§ **About this task**
Only the number is wanted: state how many lines of the data below contain the word "structured".

--------------------------------------------------

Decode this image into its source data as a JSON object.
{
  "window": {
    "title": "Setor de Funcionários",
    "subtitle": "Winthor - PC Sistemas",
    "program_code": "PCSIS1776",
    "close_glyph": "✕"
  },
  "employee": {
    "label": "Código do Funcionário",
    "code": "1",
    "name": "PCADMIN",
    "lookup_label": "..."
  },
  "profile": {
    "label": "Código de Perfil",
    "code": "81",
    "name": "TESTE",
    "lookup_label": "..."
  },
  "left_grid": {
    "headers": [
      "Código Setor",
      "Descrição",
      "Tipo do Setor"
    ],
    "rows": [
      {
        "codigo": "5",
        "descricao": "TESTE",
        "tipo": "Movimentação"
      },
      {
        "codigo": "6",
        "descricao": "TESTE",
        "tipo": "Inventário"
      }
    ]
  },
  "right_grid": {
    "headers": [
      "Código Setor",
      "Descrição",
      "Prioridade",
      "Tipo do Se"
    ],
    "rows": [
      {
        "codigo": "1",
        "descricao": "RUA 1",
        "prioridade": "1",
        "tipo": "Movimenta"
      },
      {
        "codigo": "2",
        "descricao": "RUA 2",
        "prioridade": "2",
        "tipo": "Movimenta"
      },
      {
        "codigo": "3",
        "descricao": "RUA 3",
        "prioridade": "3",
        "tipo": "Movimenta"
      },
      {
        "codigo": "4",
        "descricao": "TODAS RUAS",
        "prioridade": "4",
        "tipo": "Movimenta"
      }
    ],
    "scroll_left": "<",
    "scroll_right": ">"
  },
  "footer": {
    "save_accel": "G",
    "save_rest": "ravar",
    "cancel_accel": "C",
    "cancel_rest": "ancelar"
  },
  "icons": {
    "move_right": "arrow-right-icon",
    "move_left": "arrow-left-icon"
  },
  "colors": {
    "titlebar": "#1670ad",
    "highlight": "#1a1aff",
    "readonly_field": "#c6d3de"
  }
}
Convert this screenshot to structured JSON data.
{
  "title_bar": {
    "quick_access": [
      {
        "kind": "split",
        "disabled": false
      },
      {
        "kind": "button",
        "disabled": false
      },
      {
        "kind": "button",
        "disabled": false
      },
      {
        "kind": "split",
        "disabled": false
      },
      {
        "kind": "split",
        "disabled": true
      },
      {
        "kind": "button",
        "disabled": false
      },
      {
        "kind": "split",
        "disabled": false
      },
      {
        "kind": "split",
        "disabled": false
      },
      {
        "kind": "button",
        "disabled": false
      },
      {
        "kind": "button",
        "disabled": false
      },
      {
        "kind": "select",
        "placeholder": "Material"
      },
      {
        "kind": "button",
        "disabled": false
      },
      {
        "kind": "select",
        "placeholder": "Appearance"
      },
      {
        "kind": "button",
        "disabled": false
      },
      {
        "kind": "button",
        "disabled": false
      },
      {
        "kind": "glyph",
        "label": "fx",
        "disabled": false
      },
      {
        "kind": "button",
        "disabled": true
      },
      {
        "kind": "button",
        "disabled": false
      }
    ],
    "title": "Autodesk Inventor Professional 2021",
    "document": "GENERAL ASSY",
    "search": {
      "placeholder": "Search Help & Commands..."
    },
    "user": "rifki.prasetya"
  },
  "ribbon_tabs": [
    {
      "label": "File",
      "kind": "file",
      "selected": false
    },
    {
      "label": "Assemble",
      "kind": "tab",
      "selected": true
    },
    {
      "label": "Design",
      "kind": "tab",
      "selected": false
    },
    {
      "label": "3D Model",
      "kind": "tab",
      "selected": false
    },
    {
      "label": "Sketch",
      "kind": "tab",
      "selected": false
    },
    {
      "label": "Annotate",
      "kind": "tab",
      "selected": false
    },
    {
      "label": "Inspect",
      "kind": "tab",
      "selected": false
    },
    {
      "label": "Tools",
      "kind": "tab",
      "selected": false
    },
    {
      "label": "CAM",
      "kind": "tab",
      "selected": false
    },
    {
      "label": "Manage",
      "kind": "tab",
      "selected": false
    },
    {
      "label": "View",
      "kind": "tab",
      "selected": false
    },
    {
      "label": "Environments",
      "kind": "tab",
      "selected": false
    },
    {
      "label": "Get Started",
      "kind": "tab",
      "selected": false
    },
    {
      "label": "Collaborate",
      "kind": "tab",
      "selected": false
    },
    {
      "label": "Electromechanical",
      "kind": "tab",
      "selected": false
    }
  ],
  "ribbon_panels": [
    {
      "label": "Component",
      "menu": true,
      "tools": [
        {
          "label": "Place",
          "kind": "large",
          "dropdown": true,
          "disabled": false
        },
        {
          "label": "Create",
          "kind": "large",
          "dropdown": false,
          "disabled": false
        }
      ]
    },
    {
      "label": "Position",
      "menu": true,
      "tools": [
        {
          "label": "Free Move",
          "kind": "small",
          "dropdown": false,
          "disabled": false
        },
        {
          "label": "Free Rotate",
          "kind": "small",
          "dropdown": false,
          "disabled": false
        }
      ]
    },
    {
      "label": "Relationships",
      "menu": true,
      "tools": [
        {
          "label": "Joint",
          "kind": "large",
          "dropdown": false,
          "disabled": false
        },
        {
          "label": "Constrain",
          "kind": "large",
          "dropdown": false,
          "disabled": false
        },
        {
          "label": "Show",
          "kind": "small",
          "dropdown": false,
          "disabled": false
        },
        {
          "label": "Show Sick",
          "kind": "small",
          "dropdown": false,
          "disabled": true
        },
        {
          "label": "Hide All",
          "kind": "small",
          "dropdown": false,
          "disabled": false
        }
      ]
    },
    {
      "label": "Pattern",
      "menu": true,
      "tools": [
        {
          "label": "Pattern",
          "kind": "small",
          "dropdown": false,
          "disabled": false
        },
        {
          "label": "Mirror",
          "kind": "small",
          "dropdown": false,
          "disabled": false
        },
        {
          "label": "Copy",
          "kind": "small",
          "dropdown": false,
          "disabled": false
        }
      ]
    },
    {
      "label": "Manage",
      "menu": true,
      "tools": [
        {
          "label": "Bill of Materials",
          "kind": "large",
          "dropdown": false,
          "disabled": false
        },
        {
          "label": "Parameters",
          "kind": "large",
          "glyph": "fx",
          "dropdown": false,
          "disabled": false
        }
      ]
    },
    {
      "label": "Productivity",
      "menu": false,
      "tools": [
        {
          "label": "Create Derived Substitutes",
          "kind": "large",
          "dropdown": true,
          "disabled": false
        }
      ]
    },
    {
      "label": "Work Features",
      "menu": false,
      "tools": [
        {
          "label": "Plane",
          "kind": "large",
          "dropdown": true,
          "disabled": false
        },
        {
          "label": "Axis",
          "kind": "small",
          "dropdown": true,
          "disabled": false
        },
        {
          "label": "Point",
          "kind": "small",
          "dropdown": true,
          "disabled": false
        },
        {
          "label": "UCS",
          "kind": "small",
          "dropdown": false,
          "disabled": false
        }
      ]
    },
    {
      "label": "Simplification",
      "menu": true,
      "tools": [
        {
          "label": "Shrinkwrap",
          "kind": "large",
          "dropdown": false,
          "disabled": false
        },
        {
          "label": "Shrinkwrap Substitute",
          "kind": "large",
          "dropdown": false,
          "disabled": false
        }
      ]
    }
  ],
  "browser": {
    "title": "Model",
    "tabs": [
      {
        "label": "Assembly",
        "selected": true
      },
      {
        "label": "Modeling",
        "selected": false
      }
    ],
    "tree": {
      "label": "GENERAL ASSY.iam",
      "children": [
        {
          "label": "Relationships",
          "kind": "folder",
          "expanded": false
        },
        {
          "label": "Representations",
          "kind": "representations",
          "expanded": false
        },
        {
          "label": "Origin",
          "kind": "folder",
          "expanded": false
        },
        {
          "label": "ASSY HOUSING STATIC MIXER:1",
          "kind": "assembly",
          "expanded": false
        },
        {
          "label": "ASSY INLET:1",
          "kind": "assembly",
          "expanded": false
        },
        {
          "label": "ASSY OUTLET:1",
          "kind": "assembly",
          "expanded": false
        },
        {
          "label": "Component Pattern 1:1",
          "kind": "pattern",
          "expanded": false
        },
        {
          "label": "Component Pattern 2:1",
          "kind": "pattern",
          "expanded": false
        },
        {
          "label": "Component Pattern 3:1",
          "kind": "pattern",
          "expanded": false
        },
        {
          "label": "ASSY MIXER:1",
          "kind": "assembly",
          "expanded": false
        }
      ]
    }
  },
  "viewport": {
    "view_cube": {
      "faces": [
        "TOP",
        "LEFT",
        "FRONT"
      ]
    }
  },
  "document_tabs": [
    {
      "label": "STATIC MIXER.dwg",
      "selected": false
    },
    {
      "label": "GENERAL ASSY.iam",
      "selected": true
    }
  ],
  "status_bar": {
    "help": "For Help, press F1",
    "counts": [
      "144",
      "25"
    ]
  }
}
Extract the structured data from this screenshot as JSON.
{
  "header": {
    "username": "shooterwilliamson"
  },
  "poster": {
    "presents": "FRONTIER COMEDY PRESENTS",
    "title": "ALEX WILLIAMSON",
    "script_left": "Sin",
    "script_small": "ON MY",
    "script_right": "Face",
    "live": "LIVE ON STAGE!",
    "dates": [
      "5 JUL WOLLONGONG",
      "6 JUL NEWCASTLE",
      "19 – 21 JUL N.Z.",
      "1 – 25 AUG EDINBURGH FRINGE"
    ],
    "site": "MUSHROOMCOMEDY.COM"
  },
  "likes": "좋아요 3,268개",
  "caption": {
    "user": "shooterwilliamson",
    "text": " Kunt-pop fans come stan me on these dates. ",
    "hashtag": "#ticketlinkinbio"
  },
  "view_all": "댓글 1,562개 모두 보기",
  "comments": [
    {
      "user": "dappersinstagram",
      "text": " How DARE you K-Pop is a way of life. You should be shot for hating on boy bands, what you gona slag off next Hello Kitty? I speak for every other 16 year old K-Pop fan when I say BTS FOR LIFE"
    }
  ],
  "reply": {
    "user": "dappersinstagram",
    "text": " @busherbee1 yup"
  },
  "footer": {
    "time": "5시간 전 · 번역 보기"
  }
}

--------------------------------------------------

§ **Task solution**
2